Socio-economic position and lower dietary moderation among Chinese immigrant women in the USA
Public Health Nutrition. 2012 Mar;15(3) :415-423
AbstractObjective: To examine associations of education and occupation, as indicators of socio-economic position (SEP), with dietary intake and diet quality in a sample of Chinese immigrant women. Design: Cross-sectional. Data collection included four days of dietary recalls and information on education and current occupation for participants and their spouses. Setting: Philadelphia, PA, USA. Subjects: Chinese immigrant women (n 423) recruited from October 2005 to April 2008. Results: In multivariate models, both higher education level and occupation category were significantly associated with higher energy density and intake of energy and sugar.
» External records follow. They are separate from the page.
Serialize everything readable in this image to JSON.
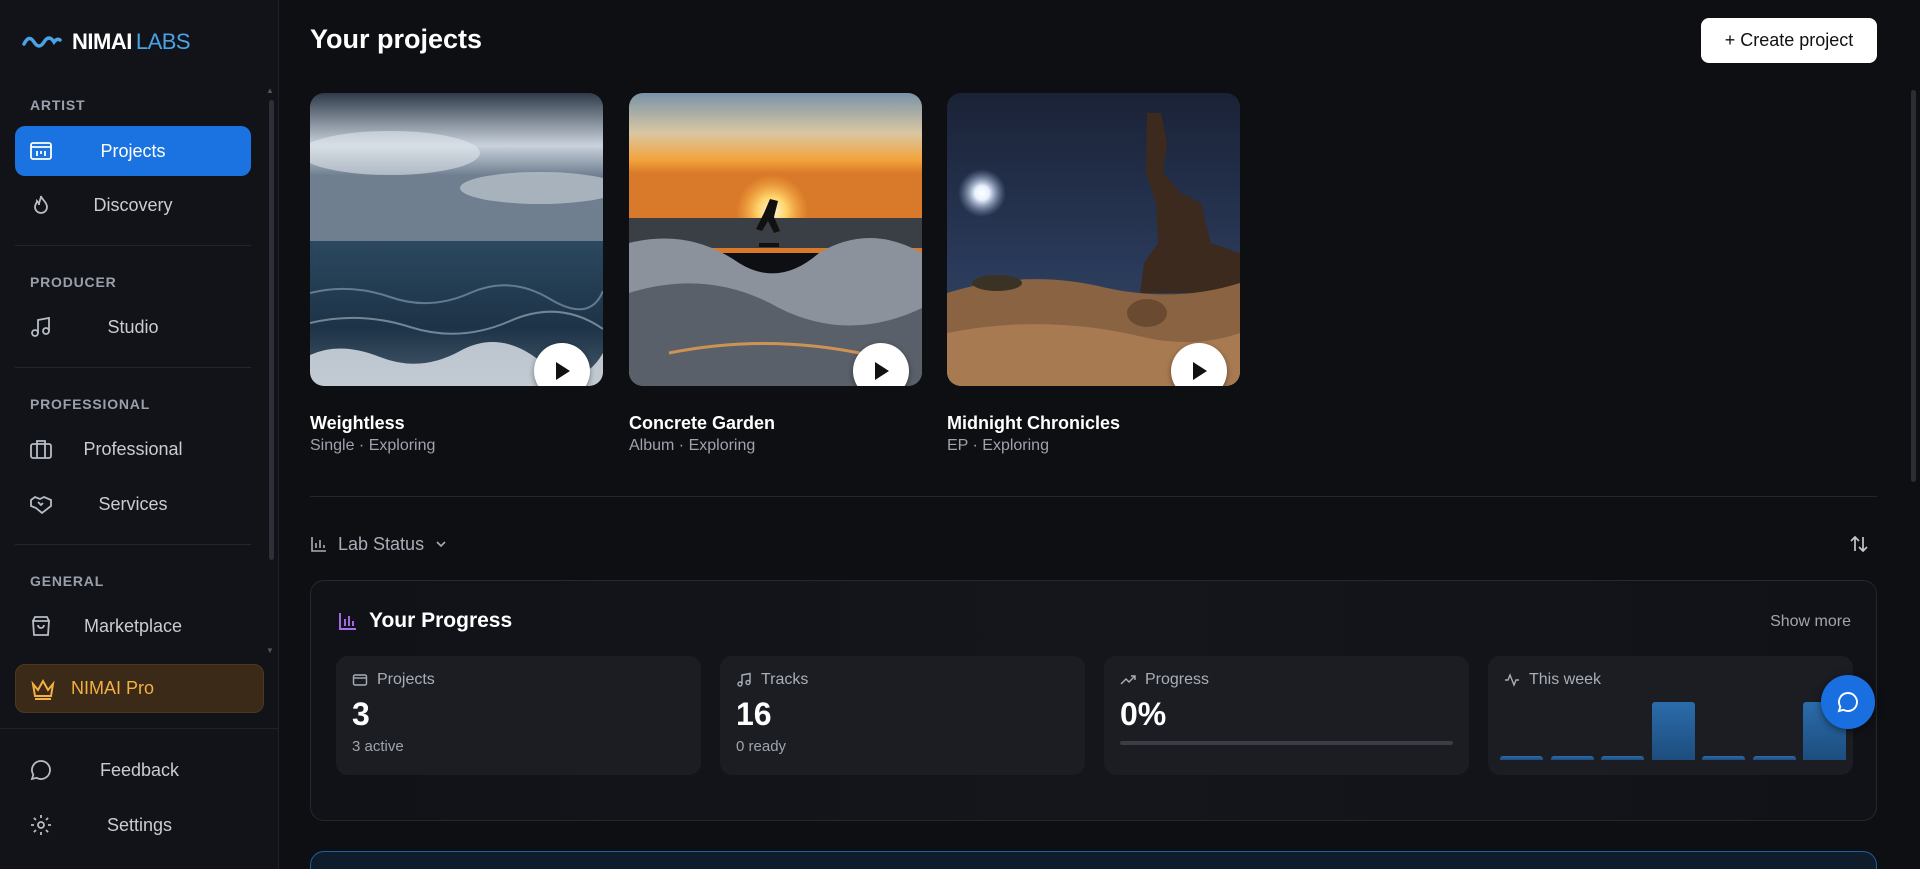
{
  "brand": {
    "name": "NIMAI",
    "suffix": "LABS"
  },
  "sidebar": {
    "sections": [
      {
        "label": "ARTIST"
      },
      {
        "label": "PRODUCER"
      },
      {
        "label": "PROFESSIONAL"
      },
      {
        "label": "GENERAL"
      }
    ],
    "items": [
      {
        "label": "Projects",
        "icon": "projects-icon",
        "active": true
      },
      {
        "label": "Discovery",
        "icon": "flame-icon"
      },
      {
        "label": "Studio",
        "icon": "music-note-icon"
      },
      {
        "label": "Professional",
        "icon": "briefcase-icon"
      },
      {
        "label": "Services",
        "icon": "handshake-icon"
      },
      {
        "label": "Marketplace",
        "icon": "shopping-bag-icon"
      }
    ],
    "pro": {
      "label": "NIMAI Pro",
      "icon": "crown-icon",
      "color": "#f4b042"
    },
    "footer": [
      {
        "label": "Feedback",
        "icon": "chat-bubble-icon"
      },
      {
        "label": "Settings",
        "icon": "gear-icon"
      }
    ]
  },
  "header": {
    "title": "Your projects",
    "create_label": "+ Create project"
  },
  "projects": [
    {
      "title": "Weightless",
      "subtitle": "Single · Exploring"
    },
    {
      "title": "Concrete Garden",
      "subtitle": "Album · Exploring"
    },
    {
      "title": "Midnight Chronicles",
      "subtitle": "EP · Exploring"
    }
  ],
  "lab_status": {
    "label": "Lab Status"
  },
  "progress_panel": {
    "title": "Your Progress",
    "show_more": "Show more",
    "stats": {
      "projects": {
        "label": "Projects",
        "value": "3",
        "note": "3 active"
      },
      "tracks": {
        "label": "Tracks",
        "value": "16",
        "note": "0 ready"
      },
      "progress": {
        "label": "Progress",
        "value": "0%",
        "fraction": 0
      },
      "week": {
        "label": "This week",
        "levels": [
          0.06,
          0.06,
          0.06,
          0.94,
          0.06,
          0.06,
          0.94
        ]
      }
    }
  },
  "colors": {
    "accent": "#1a73e0",
    "pro": "#f4b042",
    "brand_labs": "#4aa3e6"
  }
}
Education was additionally associated with intake of sugar-sweetened beverages (P=0.01) and lower dietary moderation (P=0.01). With joint categorization based on both education and occupation, we observed significant trends indicating higher energy density (P=0.004) and higher intake of energy (P=0.001) and sugar (P=0.04), but less dietary moderation (P=0.02) with higher SEP. Conclusions: In this sample of US Chinese immigrants, higher SEP as indicated by education level and occupation category was associated with differences in dietary intake and with less dietary moderation. While higher SEP is typically linked to healthier diet in higher-income nations, in these immigrants the association of SEP with diet follows the pattern of their country of origin - a lower-income country undergoing the nutrition transition.
NotesTseng, Marilyn Fang, Carolyn Y. National Institutes of Health[R01 CA106606, P30 CA006927] This work was supported by grants R01 CA106606 and P30 CA006927 from the National Institutes of Health. There are no conflicts of interest. M.T. was responsible for initiating the study, analysing the data and drafting the manuscript. C.Y.F. contributed to interpretation of results and suggestions towards subsequent drafts of the manuscript. The authors are indebted to Ms Wanzi Yang, Ms Qi He, Ms Rong Cheng, Ms Bingqin Zheng, Dr Zemin Liu and Ms Yun Song for their crucial work in the collection and management of data for this study. The authors also thank Dr Yu-Wen Ying for her assistance with the General Ethnicity Questionnaire; Mr Andrew Balshem and the Fox Chase Cancer Center Population Studies Facility for their data management support; and Dr Philip Siu and Dr Thomas Yuen of China-town Medical Services for their generous assistance in participant recruitment. 38 Cambridge univ press Cambridge 886wn